ECE 613 - Image Processing and Visual Communications
Professor Zhou Wang
Office: E5-5113, telephone extension 35301
Lectures: Fridays 8:30am-11:20am, room EIT-3151 Office hours: To be determined.
This course covers the fundamental concepts and methods, as well as state-of-the-art theories and technologies, in the field of image processing and visual communications.
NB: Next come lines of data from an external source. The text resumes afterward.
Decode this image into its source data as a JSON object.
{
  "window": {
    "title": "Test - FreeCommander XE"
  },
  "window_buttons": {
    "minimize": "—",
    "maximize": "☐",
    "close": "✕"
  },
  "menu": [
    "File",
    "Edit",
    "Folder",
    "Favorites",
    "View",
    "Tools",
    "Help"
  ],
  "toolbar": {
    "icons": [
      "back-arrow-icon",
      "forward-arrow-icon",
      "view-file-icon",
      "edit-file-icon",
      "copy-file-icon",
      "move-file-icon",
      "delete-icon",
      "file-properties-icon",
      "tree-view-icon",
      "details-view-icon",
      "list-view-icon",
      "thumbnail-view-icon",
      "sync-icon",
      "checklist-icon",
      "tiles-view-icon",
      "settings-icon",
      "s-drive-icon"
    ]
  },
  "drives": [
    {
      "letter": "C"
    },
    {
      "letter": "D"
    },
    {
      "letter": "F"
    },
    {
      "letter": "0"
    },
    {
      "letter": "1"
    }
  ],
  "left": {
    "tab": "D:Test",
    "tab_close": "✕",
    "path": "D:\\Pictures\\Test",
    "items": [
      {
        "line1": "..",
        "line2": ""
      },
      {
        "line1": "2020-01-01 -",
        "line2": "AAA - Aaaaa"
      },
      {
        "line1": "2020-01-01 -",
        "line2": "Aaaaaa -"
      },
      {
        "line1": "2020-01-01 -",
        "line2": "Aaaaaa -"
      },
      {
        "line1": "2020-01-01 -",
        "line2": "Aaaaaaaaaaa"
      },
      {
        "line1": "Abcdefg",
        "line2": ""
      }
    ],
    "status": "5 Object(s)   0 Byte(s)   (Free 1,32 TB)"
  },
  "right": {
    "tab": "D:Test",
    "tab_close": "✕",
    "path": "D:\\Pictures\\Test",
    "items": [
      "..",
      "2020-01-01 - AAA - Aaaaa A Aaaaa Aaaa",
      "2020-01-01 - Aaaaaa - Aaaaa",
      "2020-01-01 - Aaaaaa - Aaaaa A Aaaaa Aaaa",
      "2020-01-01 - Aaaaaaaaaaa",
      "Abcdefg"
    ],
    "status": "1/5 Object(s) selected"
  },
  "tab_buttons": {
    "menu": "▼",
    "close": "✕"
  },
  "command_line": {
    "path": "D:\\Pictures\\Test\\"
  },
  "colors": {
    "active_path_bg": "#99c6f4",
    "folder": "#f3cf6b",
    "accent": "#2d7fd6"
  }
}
Topics include fundamental digital image and video processing methods; image analysis and understanding; statistical and perceptual image modeling and processing; and compression, streaming, robustness, scalability and security issues in visual communications.
- Digital image and video processing
Intensity transformations for image enhancement; spatial domain linear filtering; frequency domain linear filtering; nonlinear image filtering; image sampling and interpolation; motion and digital video processing.
- Image analysis and understanding
Edge detection; image segmentation; energy preserving and energy compaction; principle component analysis and independent component analysis; sparse representations; wavelet and multiresolution image analysis; non-linear image analysis.
- Statistical and perceptual image modeling and processing
Spatial domain image statistics; Fourier domain statistical image models; wavelet domain statistical image models; Markov random field models; computational models of the human visual system; perceptual image quality assessment and processing.
- Visual communications: compression, streaming, robustness, scalability and security
Video compression and standards; video streaming; error resilience coding and error concealment for robust visual communications; multiple descriptive coding; scalable image and video coding and communications; security issues in multimedia communications; image and video watermarking and data hiding.
Textbooks and References
No required textbook. Electronic copies of lecture notes/slides will be provided. Additional reference books and materials include:
- Handbook of Image and Video Processing, Bovik Ed., 2nd Edition, Academic Press, 2005.
- Digital Image Processing, Gonzalez and Woods, 2nd Edition, 2001.
- Digital Image Processing with MATLAB, Gonzalez, Woods & Eddins, Prentice Hall, 2004.
- Digital Video Processing, Tekalp, Prentice-Hall, 1995.
- Digital Video Image Quality and Perceptual Coding, Wu & Rao Eds., CRC Press, 2005.
- Modern Image Quality Assessment, Wang & Bovik, Morgan & Claypool, 2006.
- Wang & Bovik, “Mean squared error: Love it or leave it? – A new look at signal fidelity measures”, IEEE Signal Processing Magazine, vol. 26, no. 1, pp. 98-177, Jan. 2009.
Every student will work on and present two self-selected projects:
- A review project that surveys and comments on a specific topic;
- A research project that attempts some new investigations in a specific direction.
The students can work on individual project (preferred) or form teams of 2 to 3 students for larger projects, but the tasks of each team member must be clearly defined, and each team member must submit individual project reports.
Review project: 20%
Research project: 30%
Final exam: 50%